(Beginning of Supplied data)

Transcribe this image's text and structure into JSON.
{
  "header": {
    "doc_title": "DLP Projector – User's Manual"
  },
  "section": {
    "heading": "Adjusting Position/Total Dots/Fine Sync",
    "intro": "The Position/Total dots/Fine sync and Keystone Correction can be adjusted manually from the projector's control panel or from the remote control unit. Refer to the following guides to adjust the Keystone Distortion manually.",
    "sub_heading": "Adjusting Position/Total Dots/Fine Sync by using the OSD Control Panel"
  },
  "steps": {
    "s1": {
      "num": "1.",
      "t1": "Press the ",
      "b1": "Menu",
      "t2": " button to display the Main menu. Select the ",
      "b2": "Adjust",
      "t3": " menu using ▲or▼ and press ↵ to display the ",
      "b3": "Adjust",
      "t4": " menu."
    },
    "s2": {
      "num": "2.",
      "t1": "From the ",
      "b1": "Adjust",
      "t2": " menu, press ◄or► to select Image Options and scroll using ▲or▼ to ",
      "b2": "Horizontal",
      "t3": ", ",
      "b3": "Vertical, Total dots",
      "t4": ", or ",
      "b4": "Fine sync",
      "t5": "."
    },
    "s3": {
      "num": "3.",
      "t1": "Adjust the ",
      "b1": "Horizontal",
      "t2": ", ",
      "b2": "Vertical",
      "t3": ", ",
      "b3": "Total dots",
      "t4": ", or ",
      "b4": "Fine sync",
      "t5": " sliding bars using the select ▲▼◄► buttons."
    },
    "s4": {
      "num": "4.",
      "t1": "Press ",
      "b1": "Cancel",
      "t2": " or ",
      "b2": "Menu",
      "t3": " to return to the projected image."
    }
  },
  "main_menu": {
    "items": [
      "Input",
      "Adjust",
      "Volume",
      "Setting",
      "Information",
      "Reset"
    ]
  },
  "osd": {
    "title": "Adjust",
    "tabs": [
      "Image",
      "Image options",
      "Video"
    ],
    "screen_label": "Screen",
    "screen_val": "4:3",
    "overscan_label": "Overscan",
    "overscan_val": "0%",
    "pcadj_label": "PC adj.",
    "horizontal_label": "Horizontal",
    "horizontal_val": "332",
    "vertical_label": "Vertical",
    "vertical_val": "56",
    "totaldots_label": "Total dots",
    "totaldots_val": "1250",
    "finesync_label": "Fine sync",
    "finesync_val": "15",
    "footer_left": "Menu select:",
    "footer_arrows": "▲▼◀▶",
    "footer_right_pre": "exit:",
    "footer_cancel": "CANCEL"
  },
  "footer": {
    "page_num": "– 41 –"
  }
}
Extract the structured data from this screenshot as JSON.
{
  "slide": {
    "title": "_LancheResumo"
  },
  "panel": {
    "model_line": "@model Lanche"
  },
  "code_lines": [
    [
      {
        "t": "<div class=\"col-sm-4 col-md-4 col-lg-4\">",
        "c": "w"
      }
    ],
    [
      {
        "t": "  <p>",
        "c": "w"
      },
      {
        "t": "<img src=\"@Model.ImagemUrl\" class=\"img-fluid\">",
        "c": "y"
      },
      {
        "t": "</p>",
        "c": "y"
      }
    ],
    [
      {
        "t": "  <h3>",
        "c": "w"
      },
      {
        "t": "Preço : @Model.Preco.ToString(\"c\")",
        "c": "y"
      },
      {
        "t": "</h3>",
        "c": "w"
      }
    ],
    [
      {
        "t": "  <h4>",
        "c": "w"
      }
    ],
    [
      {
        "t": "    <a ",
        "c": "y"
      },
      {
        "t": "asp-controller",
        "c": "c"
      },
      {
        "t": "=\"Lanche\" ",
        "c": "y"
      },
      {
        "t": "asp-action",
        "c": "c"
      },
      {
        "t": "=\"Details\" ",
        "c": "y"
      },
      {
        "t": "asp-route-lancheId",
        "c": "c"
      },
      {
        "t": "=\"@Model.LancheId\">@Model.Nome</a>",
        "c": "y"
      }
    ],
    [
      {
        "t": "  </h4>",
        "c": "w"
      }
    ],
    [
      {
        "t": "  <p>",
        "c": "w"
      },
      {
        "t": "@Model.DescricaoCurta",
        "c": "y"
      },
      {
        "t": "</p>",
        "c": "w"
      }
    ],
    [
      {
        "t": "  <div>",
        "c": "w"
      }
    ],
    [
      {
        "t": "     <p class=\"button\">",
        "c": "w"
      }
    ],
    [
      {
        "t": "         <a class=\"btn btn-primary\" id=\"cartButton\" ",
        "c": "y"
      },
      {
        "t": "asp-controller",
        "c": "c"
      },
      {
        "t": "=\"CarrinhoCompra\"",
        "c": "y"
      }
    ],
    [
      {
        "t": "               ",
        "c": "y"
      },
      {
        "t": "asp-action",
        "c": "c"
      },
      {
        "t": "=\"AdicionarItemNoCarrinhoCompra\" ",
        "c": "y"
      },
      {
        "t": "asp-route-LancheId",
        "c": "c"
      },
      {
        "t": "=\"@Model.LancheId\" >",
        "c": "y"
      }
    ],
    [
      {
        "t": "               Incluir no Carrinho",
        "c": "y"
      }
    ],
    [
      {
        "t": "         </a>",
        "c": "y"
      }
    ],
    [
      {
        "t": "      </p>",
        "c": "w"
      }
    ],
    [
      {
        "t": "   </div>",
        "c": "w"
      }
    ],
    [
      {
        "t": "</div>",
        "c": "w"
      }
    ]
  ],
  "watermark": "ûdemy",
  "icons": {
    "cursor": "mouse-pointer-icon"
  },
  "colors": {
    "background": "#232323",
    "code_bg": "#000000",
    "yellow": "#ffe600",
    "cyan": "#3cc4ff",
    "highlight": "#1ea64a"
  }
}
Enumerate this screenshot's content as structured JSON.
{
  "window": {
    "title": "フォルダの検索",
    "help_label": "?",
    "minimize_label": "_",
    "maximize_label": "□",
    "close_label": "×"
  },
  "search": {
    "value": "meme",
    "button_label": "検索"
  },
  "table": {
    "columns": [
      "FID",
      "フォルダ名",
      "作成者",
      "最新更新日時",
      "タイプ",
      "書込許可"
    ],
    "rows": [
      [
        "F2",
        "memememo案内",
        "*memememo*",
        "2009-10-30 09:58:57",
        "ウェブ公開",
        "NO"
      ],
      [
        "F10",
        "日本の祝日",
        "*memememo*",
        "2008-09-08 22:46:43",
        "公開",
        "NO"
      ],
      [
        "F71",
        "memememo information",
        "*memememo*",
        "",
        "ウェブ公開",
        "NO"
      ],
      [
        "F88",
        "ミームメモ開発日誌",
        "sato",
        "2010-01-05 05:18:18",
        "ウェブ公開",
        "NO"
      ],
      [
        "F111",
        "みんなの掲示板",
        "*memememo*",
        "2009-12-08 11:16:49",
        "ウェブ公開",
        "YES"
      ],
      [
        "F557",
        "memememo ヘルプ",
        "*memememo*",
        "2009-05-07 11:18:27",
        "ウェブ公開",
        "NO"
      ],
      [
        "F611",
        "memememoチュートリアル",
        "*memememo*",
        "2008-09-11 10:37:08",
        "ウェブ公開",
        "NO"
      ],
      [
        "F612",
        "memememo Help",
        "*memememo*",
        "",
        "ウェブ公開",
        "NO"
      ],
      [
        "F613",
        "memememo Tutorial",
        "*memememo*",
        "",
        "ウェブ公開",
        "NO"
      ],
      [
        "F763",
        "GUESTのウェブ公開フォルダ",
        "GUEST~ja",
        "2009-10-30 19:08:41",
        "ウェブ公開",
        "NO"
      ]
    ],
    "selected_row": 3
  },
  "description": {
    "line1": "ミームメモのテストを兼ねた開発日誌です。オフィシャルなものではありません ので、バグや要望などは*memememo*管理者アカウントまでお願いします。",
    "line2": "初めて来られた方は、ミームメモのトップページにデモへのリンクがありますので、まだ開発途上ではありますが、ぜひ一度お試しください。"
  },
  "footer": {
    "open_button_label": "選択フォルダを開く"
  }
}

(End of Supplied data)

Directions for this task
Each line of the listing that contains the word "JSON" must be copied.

Output below
Transcribe this image's text and structure into JSON.
Extract the structured data from this screenshot as JSON.
Enumerate this screenshot's content as structured JSON.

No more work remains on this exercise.